Gourmet’s Delight Cheesecakes are handmade and come in 14 flavors that measure nine inches in diameter and are pre-sliced into 14 restaurant-size portions. It’s a perfect holiday dessert to share with family or enjoy alone whenever you want a delicious treat.

Cheesecakes are delivered frozen and should be refrigerated (40° F) or frozen within six hours of delivery. Cheesecakes last up to six months in the freezer. Buy some to eat now, freeze some to eat later.

The assortment of cheesecakes is available for sale now through Thursday, October 21st. Payment: Cash, Check, Zelle, Venmo, or Cash App) payment is also due by October 21st.

GourmetDelight_Cheesecakes

GourmetDelight_OrderForm

Pickup/Delivery will on Friday, October 29, 2021 from 12:00 to 2:00 p.m. location APS 402 Auditorium .

See any one of the following AAA-ERG members to place your order or visit the  to download a brochure and order form for cheesecake selections and pricing.  If you would like to participate in selling cheesecakes please let us know and we can provide you with sales brochures and order forms.

 

Justin H. S. Breaux jbreaux@anl.gov
Arista Thurman, III athurman@anl.gov
Scott Ehling sehling@anl.gov
Robyn Wheeler Grange rgrange@anl.gov

 

AAA-ERG Mission

The Argonne African American Employee Resource Group (AAA-ERG) partners with laboratory leadership to promote the development of African Americans in science, technology, and operations. Through engagement, mentorship, and programming that promotes cultural awareness and communication among the workforce, the AAA-ERG supports a world-class workplace to make a positive impact on the community.

 

Juneteenth

Juneteenth is a portmanteau of June and nineteenth, and it identifies the date June 19,1865 that Union Troops led by Major General Gordon Granger arrived in Galveston, Texas and announced the end of the Civil War and abolition of slavery.

The Civil War ended April 9, 1865.

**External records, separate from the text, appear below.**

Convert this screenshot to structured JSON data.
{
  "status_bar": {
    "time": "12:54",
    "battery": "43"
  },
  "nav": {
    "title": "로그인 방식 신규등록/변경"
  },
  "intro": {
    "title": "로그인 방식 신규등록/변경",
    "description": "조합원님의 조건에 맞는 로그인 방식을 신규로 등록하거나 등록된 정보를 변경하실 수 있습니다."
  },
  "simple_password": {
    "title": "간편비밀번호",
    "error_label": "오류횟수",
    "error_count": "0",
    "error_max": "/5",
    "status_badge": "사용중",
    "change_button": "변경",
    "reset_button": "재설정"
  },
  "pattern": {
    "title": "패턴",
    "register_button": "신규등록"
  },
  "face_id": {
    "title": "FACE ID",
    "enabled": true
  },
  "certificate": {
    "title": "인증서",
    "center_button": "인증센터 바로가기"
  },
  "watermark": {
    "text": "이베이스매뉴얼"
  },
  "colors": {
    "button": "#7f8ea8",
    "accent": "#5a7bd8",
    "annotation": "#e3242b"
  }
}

The Emancipation Proclamation ending slavery in confederate states was signed by President Abraham Lincoln January 1, 1863.

The 13th Amendment abolished Slavery in all the states, December 6, 1865

All of these dates were relevant in the freedom of African Americans from slavery, but June 19th is the one that is celebrated because it was the day that freedom reached those slaves in the most southern confederate state Texas; that were still in bondage even though they had been declared free almost two and a half years earlier by President Lincoln’s Proclamation.

We can celebrate Juneteenth and demonstrate Argonne’s Core Values of RESPECT for our African American coworkers; IMPACT on the relationships between African Americans and other ethnic groups; and INTEGRITY as we recognize how we can and should get along with one another.